The airspeed indicator was reading zero. The attitude indicator was found in the wings level attitude. The altimeter was reading 560 feet, with the Kollsman window found set at 30.16 inches of Mercury. The #1 OBS was set at 350 degrees. The #2 OBS was set at 285 degrees. The vertical speed indicator was reading zero. The directional gyro was reading 160 degrees. The tachometer was reading zero RPM and the hour meter was reading 0541.9 hours. The Hobbs meter was reading 2,033.1 hours.
The radios were all digital. The ammeter was reading zero. The throttle was found one inch out. The carburetor heat was closed (off). The mixture control was found in the full rich position. The flap selector was in the fully extended position. The flap indicator was reading 10 degrees. The cabin heat was in the off (closed) position. The fuel primer was found in the locked position. Both yokes were broken loose, but none of the ears were broken off. The trim indicator was found in the takeoff position. The landing and taxi light switches were in the off position. The beacon was in the on position. The magnetos were found in the "both" position. The strobe light, pitot heat, nose, and dome light switches were destroyed. The master and alternator switches were in the "on" position. The vacuum pressure gage was reading off the scale. The fuel gauges were reading zero, the oil pressure gage was reading zero, and the oil temperature gage was reading zero.
MEDICAL AND PATHOLOGICAL INFORMATION

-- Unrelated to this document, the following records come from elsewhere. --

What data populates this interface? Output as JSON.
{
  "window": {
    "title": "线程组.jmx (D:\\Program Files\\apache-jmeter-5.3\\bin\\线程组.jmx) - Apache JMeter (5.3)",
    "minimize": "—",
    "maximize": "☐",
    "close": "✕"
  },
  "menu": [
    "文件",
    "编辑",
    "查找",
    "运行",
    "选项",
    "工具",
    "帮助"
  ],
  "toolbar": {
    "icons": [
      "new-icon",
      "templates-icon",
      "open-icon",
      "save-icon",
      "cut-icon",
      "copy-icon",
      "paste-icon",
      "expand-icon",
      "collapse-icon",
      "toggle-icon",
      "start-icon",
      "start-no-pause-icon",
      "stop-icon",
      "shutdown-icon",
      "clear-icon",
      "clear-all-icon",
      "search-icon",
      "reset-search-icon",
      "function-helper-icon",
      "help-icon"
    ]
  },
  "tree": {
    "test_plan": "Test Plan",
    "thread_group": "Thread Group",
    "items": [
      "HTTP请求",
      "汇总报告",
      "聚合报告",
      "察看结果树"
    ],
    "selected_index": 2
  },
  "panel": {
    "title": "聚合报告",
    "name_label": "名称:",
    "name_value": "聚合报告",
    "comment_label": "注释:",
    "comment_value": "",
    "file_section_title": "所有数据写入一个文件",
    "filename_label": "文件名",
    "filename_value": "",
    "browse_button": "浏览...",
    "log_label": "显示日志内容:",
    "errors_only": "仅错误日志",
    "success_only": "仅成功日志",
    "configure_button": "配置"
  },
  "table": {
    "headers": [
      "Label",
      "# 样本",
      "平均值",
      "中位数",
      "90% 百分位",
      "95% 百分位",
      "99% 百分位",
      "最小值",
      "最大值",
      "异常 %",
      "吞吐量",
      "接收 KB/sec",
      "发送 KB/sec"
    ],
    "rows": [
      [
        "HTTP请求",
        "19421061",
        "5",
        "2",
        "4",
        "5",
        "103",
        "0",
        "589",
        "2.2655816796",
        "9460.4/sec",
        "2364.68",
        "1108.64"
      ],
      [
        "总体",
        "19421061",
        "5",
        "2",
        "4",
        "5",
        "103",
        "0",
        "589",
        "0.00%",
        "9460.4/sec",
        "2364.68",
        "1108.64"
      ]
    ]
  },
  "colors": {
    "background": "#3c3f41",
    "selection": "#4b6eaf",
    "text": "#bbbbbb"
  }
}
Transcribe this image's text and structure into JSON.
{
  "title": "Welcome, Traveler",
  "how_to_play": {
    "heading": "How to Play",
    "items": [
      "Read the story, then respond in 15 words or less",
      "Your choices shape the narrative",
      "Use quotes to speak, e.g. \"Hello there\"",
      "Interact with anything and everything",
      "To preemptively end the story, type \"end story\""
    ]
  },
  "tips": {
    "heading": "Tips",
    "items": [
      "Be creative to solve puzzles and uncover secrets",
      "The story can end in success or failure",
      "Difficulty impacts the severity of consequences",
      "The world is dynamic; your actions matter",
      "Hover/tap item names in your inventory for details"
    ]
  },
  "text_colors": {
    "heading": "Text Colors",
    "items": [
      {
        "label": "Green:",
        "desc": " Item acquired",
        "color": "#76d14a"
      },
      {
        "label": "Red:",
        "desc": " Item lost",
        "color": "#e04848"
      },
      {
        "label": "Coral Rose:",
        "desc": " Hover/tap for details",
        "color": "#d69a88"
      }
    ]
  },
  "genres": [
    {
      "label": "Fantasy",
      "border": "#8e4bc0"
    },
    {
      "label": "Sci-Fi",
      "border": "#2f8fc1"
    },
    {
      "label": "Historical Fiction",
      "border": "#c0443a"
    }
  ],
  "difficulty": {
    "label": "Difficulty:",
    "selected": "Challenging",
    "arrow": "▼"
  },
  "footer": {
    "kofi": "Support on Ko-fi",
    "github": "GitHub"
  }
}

An autopsy was requested and performed on the pilot by the Office of the Chief Medical Examiner of Oklahoma City, Oklahoma, on January 22, 2003. The cause of death was listed as multiple injuries. Toxicological tests were performed by the Federal Aviation Administration Civil Aeromedical Institute (CAMI) Forensic Toxicology and Accident Research Center in Oklahoma City, Oklahoma. The toxicology revealed doxylamine, ephedrine, phenylpropanolamine, pseudoephedrine, and acetaminophen were detected in the urine; and phenylpropanolamine and pseudoephedrine were present in the blood. Doxylamine is an antihistamine. Ephedrine, phenylpropanolamine and pseudoephedrine are decongestants.
The aircraft was equipped with a Don Margolian electronic locator transmitter (ELT), model number DM-ELT 6.1, serial number 6958. The ELT was found undamaged, with the switch in the "armed" position. The battery expiration date was November 2000. The case was found to have a hole in the area below the battery. The battery hole appeared to have been the result of spilled battery acid.
The wreckage was released to the owner's representative upon completion of the investigation.